I responded that I was not trying to get a complaint processed, and that I’d just like to know why Dr. Eck had received the letter. I also asked if any other doctors had had a similar problem. He replied that this issue was “national in scope”, that I should call the national CMS office, and that he wasn’t sure why the national office had referred me to him.
 
At this point my patience wore a little thin. I replied, “Is there anyone at your office who can explain why Dr. Eck received this letter?”
 
He stated that he could not help me, but instead referred me to the director of corporate media relations at WellPoint, Inc., the parent company of NGS.
 
A call to WellPoint did not get returned initially, but a follow-up email did. The gentleman at WellPoint informed me that he’d look into the matter. A few days later, he sent an email saying that Dr. Eck had received the “letter in error” and could disregard it.
 
Upon receiving this news, Dr. Eck was less than relieved. “How could that be an error? That letter was written by somebody.”
 
That letter can be traced back to the claims reform process. According to the NGS official who told Dr. Eck she could disregard the letter, “Our NGS division began transitioning the work they had been doing in New Jersey to a new enterprise data center.  During this particular transition, a system error occurred and these letters were sent to some providers in error.”
 
Dr. Eck had some parting thoughts about the proposed reforms of President Obama, Sen. Baucus, and other politicians who seek to expand CMS’s authority in order to “improve” the quality of treatment physicians provide.
 
“How does the bureaucracy gauge our performance? It assumes that the patient will do everything the doctor tells him to do, but what if he doesn’t? What if he doesn’t lose weight or quit smoking? Nor is the bureaucracy concerned about patient satisfaction, only if the physician followed the ‘right’ procedure. And in the end, clever doctors will still game the system to increase their revenue.”
 
“The fact is the bureaucracy can’t gauge performance in any meaningful way,” she concluded.
 
Indeed, it can barely answer phone calls and letters.
 


 > Return to main article:  The Problem with ObamaCare .
 

spiderID=86


Donate to The Atlas Society

Did you enjoy this article?

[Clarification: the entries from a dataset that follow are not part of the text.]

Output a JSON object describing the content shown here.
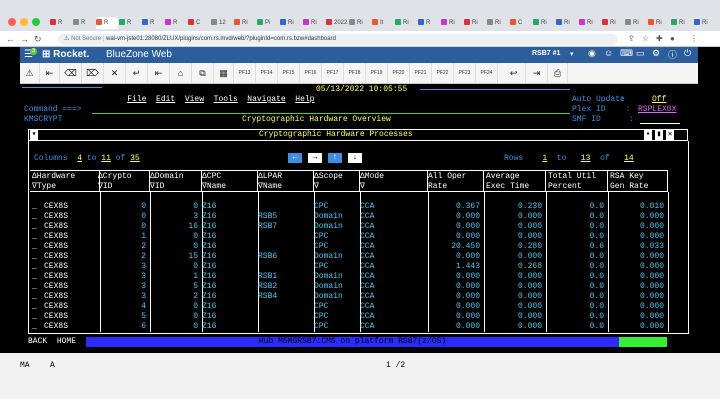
{
  "browser": {
    "tabs": [
      "R",
      "R",
      "R",
      "R",
      "R",
      "R",
      "C",
      "12",
      "Ri",
      "Pi",
      "Ri",
      "Ri",
      "2022",
      "Ri",
      "It",
      "Ri",
      "R",
      "Ri",
      "Ri",
      "Ri",
      "C",
      "Ri",
      "Ri",
      "Ri",
      "Ri",
      "Ri",
      "Ri",
      "Ri",
      "Ri"
    ],
    "not_secure": "Not Secure",
    "url": "wal-vm-jste01:28080/ZLUX/plugins/com.rs.mvd/web/?pluginId=com.rs.bzw#dashboard"
  },
  "header": {
    "brand": "Rocket.",
    "product": "BlueZone Web",
    "session": "RSB7 #1",
    "badge": "3",
    "menu_icons": [
      "eye-icon",
      "user-icon",
      "keyboard-icon",
      "display-icon",
      "gear-icon",
      "info-icon",
      "power-icon"
    ]
  },
  "toolbar": {
    "pf_keys": [
      "PF13",
      "PF14",
      "PF15",
      "PF16",
      "PF17",
      "PF18",
      "PF19",
      "PF20",
      "PF21",
      "PF22",
      "PF23",
      "PF24"
    ]
  },
  "screen": {
    "menu": [
      "File",
      "Edit",
      "View",
      "Tools",
      "Navigate",
      "Help"
    ],
    "datetime": "05/13/2022 10:05:55",
    "auto_update_label": "Auto Update",
    "auto_update_value": "Off",
    "command_label": "Command ===>",
    "plex_label": "Plex ID",
    "plex_value": "RSPLEX0X",
    "panel_id": "KMSCRYPT",
    "screen_title": "Cryptographic Hardware Overview",
    "smf_label": "SMF ID",
    "window_title": "Cryptographic Hardware Processes",
    "columns_label": "Columns",
    "col_from": "4",
    "col_to": "11",
    "col_of": "35",
    "rows_label": "Rows",
    "row_from": "1",
    "row_to": "13",
    "row_of": "14",
    "to_word": "to",
    "of_word": "of",
    "headers": [
      [
        "ΔHardware",
        "∇Type"
      ],
      [
        "ΔCrypto",
        "∇ID"
      ],
      [
        "ΔDomain",
        "∇ID"
      ],
      [
        "ΔCPC",
        "∇Name"
      ],
      [
        "ΔLPAR",
        "∇Name"
      ],
      [
        "ΔScope",
        "∇"
      ],
      [
        "ΔMode",
        "∇"
      ],
      [
        "All Oper",
        "Rate"
      ],
      [
        "Average",
        "Exec Time"
      ],
      [
        "Total Util",
        "Percent"
      ],
      [
        "RSA Key",
        "Gen Rate"
      ]
    ],
    "rows": [
      [
        "CEX8S",
        "0",
        "0",
        "Z16",
        "",
        "CPC",
        "CCA",
        "0.367",
        "0.230",
        "0.0",
        "0.010"
      ],
      [
        "CEX8S",
        "0",
        "3",
        "Z16",
        "RSB5",
        "Domain",
        "CCA",
        "0.000",
        "0.000",
        "0.0",
        "0.000"
      ],
      [
        "CEX8S",
        "0",
        "16",
        "Z16",
        "RSB7",
        "Domain",
        "CCA",
        "0.000",
        "0.000",
        "0.0",
        "0.000"
      ],
      [
        "CEX8S",
        "1",
        "0",
        "Z16",
        "",
        "CPC",
        "CCA",
        "0.000",
        "0.000",
        "0.0",
        "0.000"
      ],
      [
        "CEX8S",
        "2",
        "0",
        "Z16",
        "",
        "CPC",
        "CCA",
        "20.450",
        "0.280",
        "0.6",
        "0.033"
      ],
      [
        "CEX8S",
        "2",
        "15",
        "Z16",
        "RSB6",
        "Domain",
        "CCA",
        "0.000",
        "0.000",
        "0.0",
        "0.000"
      ],
      [
        "CEX8S",
        "3",
        "0",
        "Z16",
        "",
        "CPC",
        "CCA",
        "1.443",
        "0.268",
        "0.0",
        "0.000"
      ],
      [
        "CEX8S",
        "3",
        "1",
        "Z16",
        "RSB1",
        "Domain",
        "CCA",
        "0.000",
        "0.000",
        "0.0",
        "0.000"
      ],
      [
        "CEX8S",
        "3",
        "5",
        "Z16",
        "RSB2",
        "Domain",
        "CCA",
        "0.000",
        "0.000",
        "0.0",
        "0.000"
      ],
      [
        "CEX8S",
        "3",
        "2",
        "Z16",
        "RSB4",
        "Domain",
        "CCA",
        "0.000",
        "0.000",
        "0.0",
        "0.000"
      ],
      [
        "CEX8S",
        "4",
        "0",
        "Z16",
        "",
        "CPC",
        "CCA",
        "0.000",
        "0.000",
        "0.0",
        "0.000"
      ],
      [
        "CEX8S",
        "5",
        "0",
        "Z16",
        "",
        "CPC",
        "CCA",
        "0.000",
        "0.000",
        "0.0",
        "0.000"
      ],
      [
        "CEX8S",
        "6",
        "0",
        "Z16",
        "",
        "CPC",
        "CCA",
        "0.000",
        "0.000",
        "0.0",
        "0.000"
      ]
    ],
    "back_label": "BACK",
    "home_label": "HOME",
    "status_message": "Hub M5MGRSB7:CMS on platform RSB7(z/OS)"
  },
  "statusline": {
    "left1": "MA",
    "left2": "A",
    "page": "1 /2"
  }
}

If so, please consider making a donation. Our digital channels garner over 1 million views per year. Your contribution will help us to achieve and maintain this impact.

Comments